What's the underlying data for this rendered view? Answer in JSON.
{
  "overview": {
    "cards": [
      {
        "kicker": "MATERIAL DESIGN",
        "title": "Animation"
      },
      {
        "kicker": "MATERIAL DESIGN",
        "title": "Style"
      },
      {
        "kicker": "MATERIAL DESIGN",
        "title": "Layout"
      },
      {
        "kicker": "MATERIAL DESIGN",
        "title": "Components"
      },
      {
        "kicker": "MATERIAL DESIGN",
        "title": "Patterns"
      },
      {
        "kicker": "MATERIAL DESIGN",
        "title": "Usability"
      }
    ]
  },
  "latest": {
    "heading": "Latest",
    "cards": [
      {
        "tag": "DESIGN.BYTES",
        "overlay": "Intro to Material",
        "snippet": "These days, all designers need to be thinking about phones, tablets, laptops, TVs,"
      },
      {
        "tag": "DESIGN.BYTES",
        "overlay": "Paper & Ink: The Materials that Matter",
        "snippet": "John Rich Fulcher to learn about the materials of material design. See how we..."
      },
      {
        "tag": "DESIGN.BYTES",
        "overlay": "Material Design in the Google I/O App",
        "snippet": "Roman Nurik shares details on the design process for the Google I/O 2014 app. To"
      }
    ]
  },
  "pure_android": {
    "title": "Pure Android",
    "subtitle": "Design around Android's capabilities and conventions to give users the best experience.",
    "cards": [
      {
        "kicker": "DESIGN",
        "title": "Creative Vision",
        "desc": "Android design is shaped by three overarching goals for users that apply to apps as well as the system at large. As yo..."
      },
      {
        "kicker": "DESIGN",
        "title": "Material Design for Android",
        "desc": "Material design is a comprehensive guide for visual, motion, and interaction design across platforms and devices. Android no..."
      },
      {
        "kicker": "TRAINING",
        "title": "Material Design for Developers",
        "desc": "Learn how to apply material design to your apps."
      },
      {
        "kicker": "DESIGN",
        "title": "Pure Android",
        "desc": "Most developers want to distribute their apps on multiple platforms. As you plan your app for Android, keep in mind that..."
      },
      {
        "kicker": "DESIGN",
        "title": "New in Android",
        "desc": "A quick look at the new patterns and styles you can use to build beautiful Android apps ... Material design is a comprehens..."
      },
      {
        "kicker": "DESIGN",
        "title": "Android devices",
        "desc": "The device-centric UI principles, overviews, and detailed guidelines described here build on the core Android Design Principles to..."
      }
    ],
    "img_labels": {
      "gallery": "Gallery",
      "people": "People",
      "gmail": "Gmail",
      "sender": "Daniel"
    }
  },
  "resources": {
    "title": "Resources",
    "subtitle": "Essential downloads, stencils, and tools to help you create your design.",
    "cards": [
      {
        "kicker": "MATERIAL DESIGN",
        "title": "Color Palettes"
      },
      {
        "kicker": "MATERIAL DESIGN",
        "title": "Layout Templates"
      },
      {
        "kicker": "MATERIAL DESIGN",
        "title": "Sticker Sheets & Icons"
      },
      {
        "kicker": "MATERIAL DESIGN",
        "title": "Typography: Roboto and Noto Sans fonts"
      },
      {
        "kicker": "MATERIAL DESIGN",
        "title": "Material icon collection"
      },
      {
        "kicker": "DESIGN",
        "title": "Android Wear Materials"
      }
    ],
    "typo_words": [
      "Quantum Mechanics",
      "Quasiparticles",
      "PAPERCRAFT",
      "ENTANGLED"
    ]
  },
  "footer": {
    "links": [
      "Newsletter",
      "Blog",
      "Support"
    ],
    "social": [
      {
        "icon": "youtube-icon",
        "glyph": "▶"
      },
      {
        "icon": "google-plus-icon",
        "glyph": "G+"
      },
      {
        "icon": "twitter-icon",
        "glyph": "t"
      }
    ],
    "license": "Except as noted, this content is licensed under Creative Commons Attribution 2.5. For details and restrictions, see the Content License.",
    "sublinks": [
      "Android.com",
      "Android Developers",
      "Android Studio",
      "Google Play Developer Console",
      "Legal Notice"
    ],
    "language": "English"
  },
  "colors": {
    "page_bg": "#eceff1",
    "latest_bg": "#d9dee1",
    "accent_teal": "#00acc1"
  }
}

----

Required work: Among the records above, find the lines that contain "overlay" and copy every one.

Reply to the task:
        "overlay": "Intro to Material",
        "overlay": "Paper & Ink: The Materials that Matter",
        "overlay": "Material Design in the Google I/O App",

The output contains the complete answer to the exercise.